WORK REQUIRED
Read the records below and copy each line that contains "cuenta".

****

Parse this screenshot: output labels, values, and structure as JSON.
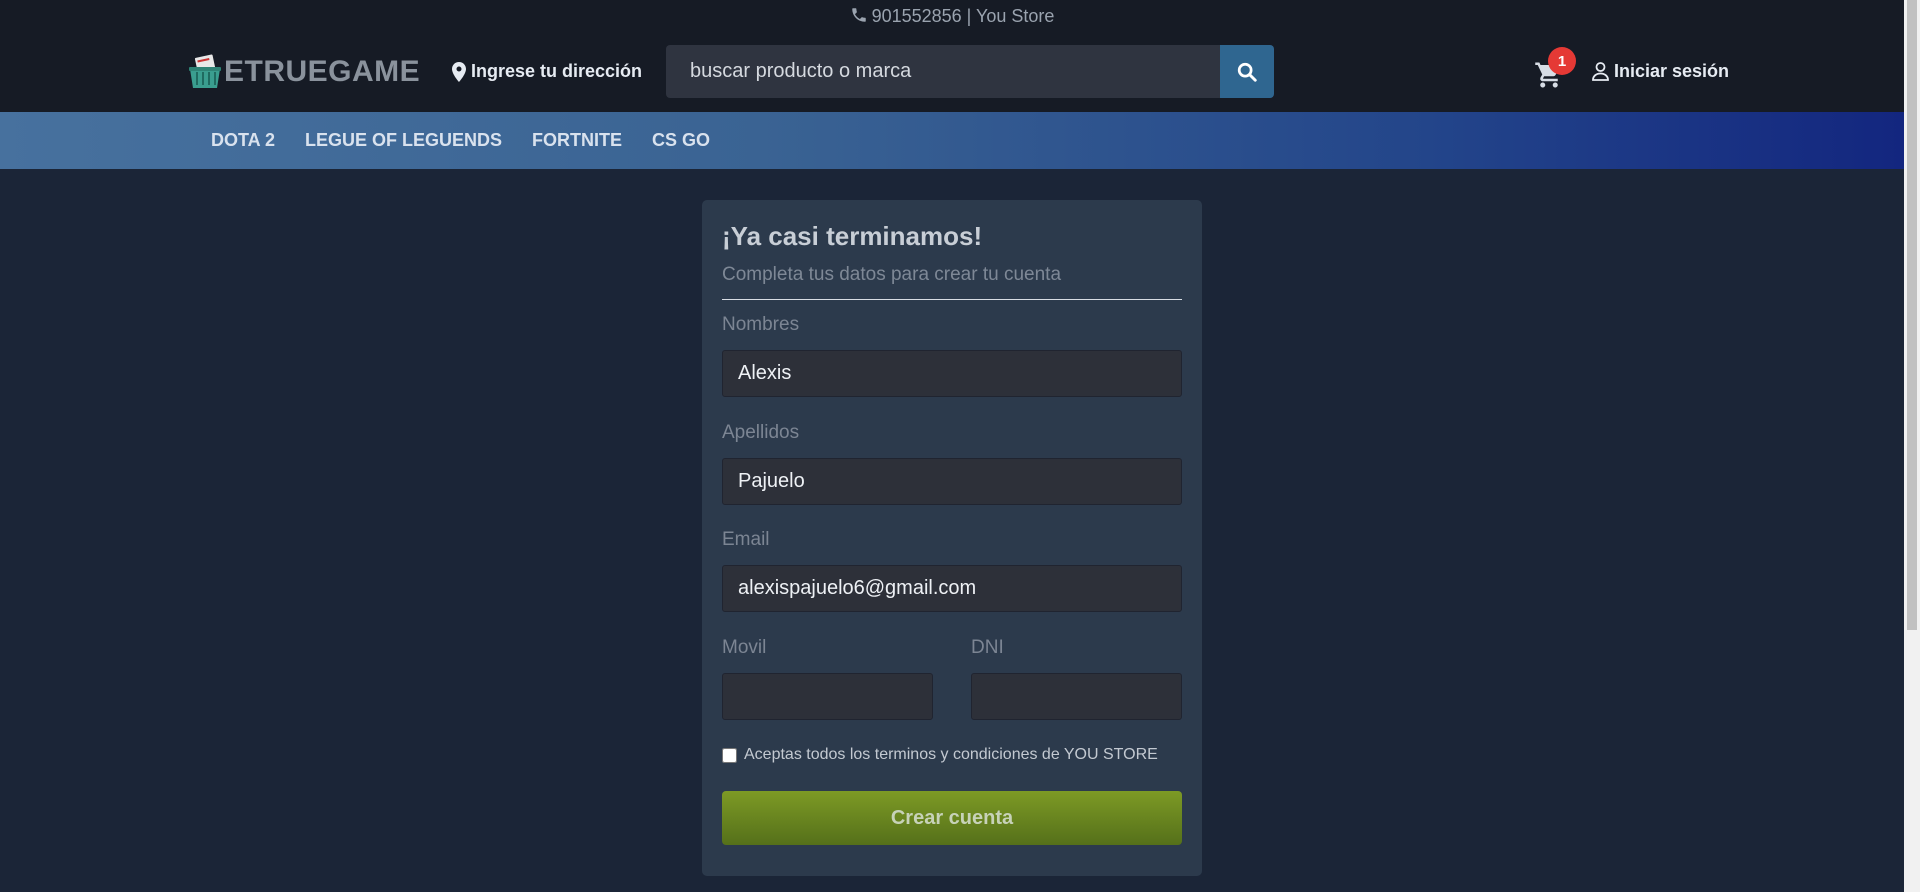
{
  "header": {
    "phone_text": "901552856 | You Store",
    "logo_text": "ETRUEGAME",
    "address_label": "Ingrese tu dirección",
    "search_placeholder": "buscar producto o marca",
    "cart_count": "1",
    "login_label": "Iniciar sesión"
  },
  "nav": {
    "items": [
      "DOTA 2",
      "LEGUE OF LEGUENDS",
      "FORTNITE",
      "CS GO"
    ]
  },
  "form": {
    "title": "¡Ya casi terminamos!",
    "subtitle": "Completa tus datos para crear tu cuenta",
    "fields": {
      "nombres": {
        "label": "Nombres",
        "value": "Alexis"
      },
      "apellidos": {
        "label": "Apellidos",
        "value": "Pajuelo"
      },
      "email": {
        "label": "Email",
        "value": "alexispajuelo6@gmail.com"
      },
      "movil": {
        "label": "Movil",
        "value": ""
      },
      "dni": {
        "label": "DNI",
        "value": ""
      }
    },
    "terms_label": "Aceptas todos los terminos y condiciones de YOU STORE",
    "terms_checked": false,
    "submit_label": "Crear cuenta"
  },
  "colors": {
    "page_bg": "#1b2537",
    "header_bg": "#161b25",
    "card_bg": "#2c3a4c",
    "accent_search": "#2f6690",
    "submit_green": "#6b8a1f",
    "badge_red": "#e53935"
  },
  "icons": {
    "phone": "phone-icon",
    "logo": "basket-logo-icon",
    "address": "map-marker-icon",
    "search": "search-icon",
    "cart": "cart-icon",
    "login": "user-icon"
  }
}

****

ANSWER FOR THE TASK
    "subtitle": "Completa tus datos para crear tu cuenta",
    "submit_label": "Crear cuenta"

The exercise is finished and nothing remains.